No risk of commercial property bubble

No risk of commercial property bubble

27 September 2019

Amidst all the global turmoil, trade challenges, and talk of international recession, Australia’s commercial property industry is remarkably upbeat.

For the leaders of the Australia property industry who spoke at The Financial Review’s Property Summit in Sydney, the immediate challenge is not a looming cyclical correction.

With record low bond rates, and a commercial property environment that screens well on a global basis, investors can expect a crescendo of more capital, falling yields and rising prices, notes Robert Harley.

Dexus chief executive Darren Steinberg has swatted away suggestions that a dangerous asset bubble is forming in Australia’s property sector, saying rising valuations and falling yields (or cap rates as they are called in property) need to be seen in the context of changing sector dynamics.

“If it’s an asset bubble, it’s a global one,” Steinberg told The Australian Financial Review Property Summit in Sydney on Thursday.

“There is a flooding of capital into real assets that provide stable income growth and some capital return.

“If we look at office fundamentals, we are super attractive in the global context,” said Mr Steinberg.

He said while yields had fallen, this needed to be seen in the context of falling rates around the world, which had sparked a global search for yield prompting money to pour into attractive assets such as office property.

For example, he is seeing no shortage of interest from big Asian investors in prime office real estate in Sydney – safe, stable and high quality assets that he argues still look very attractive on a 4 per cent cap rate.

“We are in uncharted territory in terms of interest rates, frothy equity markets generally, the understanding of technology and the like, and I guess property is a nice safe haven,” said Trevor Loewensohn, managing director of private equity firm Alceon.

This point was reinforced by Stephen Conry, Australian boss of JLL, who said inflows to the property sector so far this year were running at about $19 billion – with a staggering $9 billion of that flowing into the Sydney CBD, albeit with a relatively small number of deals.

Rewind to the 1980s when Oliver started his career, property yields across all classes were sitting somewhere between 8 per cent and 9 per cent, while bond yields were sitting around 14 per cent.

Today, global bond yields are just under 1 per cent and while residential property yields have tracked back towards 3 per cent, commercial property yields have only come back to about 5 per cent.

It’s very different today to the conditions seen during the 1990s commercial property or the global financial crisis.

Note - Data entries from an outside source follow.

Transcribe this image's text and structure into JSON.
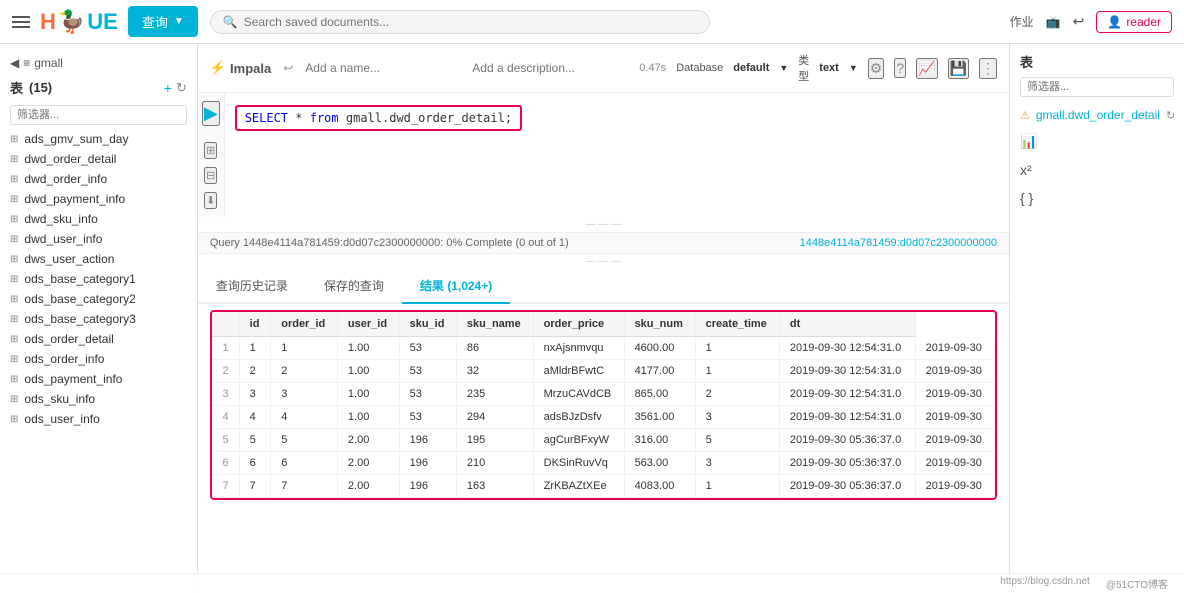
{
  "navbar": {
    "query_btn": "查询",
    "search_placeholder": "Search saved documents...",
    "right_text": "作业",
    "user_label": "reader"
  },
  "editor": {
    "tool": "Impala",
    "add_name": "Add a name...",
    "add_desc": "Add a description...",
    "sql": "SELECT * from gmall.dwd_order_detail;",
    "time": "0.47s",
    "db_label": "Database",
    "db_value": "default",
    "type_label": "类型",
    "type_value": "text",
    "query_text": "Query 1448e4114a781459:d0d07c2300000000: 0% Complete (0 out of 1)",
    "query_link": "1448e4114a781459:d0d07c2300000000"
  },
  "tabs": [
    {
      "label": "查询历史记录",
      "active": false
    },
    {
      "label": "保存的查询",
      "active": false
    },
    {
      "label": "结果 (1,024+)",
      "active": true
    }
  ],
  "table": {
    "columns": [
      "id",
      "order_id",
      "user_id",
      "sku_id",
      "sku_name",
      "order_price",
      "sku_num",
      "create_time",
      "dt"
    ],
    "rows": [
      [
        "1",
        "1",
        "1.00",
        "53",
        "86",
        "nxAjsnmvqu",
        "4600.00",
        "1",
        "2019-09-30 12:54:31.0",
        "2019-09-30"
      ],
      [
        "2",
        "2",
        "1.00",
        "53",
        "32",
        "aMldrBFwtC",
        "4177.00",
        "1",
        "2019-09-30 12:54:31.0",
        "2019-09-30"
      ],
      [
        "3",
        "3",
        "1.00",
        "53",
        "235",
        "MrzuCAVdCB",
        "865.00",
        "2",
        "2019-09-30 12:54:31.0",
        "2019-09-30"
      ],
      [
        "4",
        "4",
        "1.00",
        "53",
        "294",
        "adsBJzDsfv",
        "3561.00",
        "3",
        "2019-09-30 12:54:31.0",
        "2019-09-30"
      ],
      [
        "5",
        "5",
        "2.00",
        "196",
        "195",
        "agCurBFxyW",
        "316.00",
        "5",
        "2019-09-30 05:36:37.0",
        "2019-09-30"
      ],
      [
        "6",
        "6",
        "2.00",
        "196",
        "210",
        "DKSinRuvVq",
        "563.00",
        "3",
        "2019-09-30 05:36:37.0",
        "2019-09-30"
      ],
      [
        "7",
        "7",
        "2.00",
        "196",
        "163",
        "ZrKBAZtXEe",
        "4083.00",
        "1",
        "2019-09-30 05:36:37.0",
        "2019-09-30"
      ]
    ]
  },
  "sidebar": {
    "back_label": "gmall",
    "section_label": "表",
    "count": "(15)",
    "filter_placeholder": "筛选器...",
    "items": [
      "ads_gmv_sum_day",
      "dwd_order_detail",
      "dwd_order_info",
      "dwd_payment_info",
      "dwd_sku_info",
      "dwd_user_info",
      "dws_user_action",
      "ods_base_category1",
      "ods_base_category2",
      "ods_base_category3",
      "ods_order_detail",
      "ods_order_info",
      "ods_payment_info",
      "ods_sku_info",
      "ods_user_info"
    ]
  },
  "right_panel": {
    "title": "表",
    "filter_placeholder": "筛选器...",
    "item_label": "gmall.dwd_order_detail"
  },
  "footer": {
    "link1": "https://blog.csdn.net",
    "link2": "@51CTO博客"
  }
}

Back in those periods, property companies couldn’t get debt with a tenure much longer than two or three years. In the current low-rate environment, there’s no shortage of cheap 20-year money around; Steinberg says Dexus’ average tenure is about seven years.

“If you have long-term debt you won’t get caught when the cycle turns,” he explained.

Fresh from the sale of the Telstra portfolio on a yield of 4.4 per cent, UBS head of real estate Australasia, Tim Church prophesied that “3s will be the new 4s”.

“This is a very conducive environment for asset values,” he said. “I think the REIT sector (with the average yield on the AREIT 300 at 5.7 per cent) looks very undervalued.”

Despite record flows of offshore capital to Australia, property lawyer and Minter Ellison managing partner Virginia Briggs said the Australian regulator, on top of foreign buyer fees, was making it very difficult for offshore capital to enter the local market.